# Material supplied
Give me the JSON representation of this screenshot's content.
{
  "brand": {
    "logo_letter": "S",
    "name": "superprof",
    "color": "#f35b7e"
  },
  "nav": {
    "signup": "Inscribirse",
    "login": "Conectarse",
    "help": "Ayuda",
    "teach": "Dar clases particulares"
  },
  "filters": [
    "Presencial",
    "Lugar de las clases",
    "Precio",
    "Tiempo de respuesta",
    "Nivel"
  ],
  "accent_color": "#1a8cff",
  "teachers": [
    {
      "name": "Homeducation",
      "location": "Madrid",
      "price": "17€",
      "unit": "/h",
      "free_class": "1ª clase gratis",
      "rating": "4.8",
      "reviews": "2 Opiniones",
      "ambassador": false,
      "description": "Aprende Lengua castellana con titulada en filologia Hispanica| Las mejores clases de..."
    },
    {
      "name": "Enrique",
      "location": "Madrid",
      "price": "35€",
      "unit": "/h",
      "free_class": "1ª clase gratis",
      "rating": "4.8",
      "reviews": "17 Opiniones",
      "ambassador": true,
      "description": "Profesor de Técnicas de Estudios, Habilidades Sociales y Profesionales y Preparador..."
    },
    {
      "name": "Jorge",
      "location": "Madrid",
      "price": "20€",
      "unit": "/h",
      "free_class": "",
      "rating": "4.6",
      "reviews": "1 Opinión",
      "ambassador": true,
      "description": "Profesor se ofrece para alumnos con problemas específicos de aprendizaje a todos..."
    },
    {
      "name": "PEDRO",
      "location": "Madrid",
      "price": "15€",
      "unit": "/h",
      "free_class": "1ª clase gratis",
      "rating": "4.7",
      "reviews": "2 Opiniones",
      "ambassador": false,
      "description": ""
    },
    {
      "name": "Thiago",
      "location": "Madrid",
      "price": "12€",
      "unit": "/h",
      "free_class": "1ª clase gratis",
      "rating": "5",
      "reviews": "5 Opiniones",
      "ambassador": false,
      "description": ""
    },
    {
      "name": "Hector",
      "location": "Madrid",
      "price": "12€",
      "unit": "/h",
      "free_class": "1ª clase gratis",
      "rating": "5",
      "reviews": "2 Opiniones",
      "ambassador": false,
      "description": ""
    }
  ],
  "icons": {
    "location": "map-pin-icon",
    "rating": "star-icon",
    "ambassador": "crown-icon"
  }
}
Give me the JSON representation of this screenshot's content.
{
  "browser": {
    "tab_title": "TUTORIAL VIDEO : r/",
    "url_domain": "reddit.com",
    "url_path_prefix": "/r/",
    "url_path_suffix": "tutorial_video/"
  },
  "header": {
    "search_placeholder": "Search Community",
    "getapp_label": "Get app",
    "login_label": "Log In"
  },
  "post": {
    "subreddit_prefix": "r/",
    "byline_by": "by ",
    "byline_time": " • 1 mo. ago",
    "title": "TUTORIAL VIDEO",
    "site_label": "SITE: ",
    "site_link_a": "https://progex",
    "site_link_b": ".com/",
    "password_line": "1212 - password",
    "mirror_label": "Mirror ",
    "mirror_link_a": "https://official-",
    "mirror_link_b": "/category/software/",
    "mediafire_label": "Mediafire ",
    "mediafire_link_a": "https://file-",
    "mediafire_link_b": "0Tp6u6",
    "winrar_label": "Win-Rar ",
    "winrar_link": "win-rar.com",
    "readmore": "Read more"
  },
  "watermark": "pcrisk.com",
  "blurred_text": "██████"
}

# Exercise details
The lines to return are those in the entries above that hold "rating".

# Solution to this problem
      "rating": "4.8",
      "rating": "4.8",
      "rating": "4.6",
      "rating": "4.7",
      "rating": "5",
      "rating": "5",
    "rating": "star-icon",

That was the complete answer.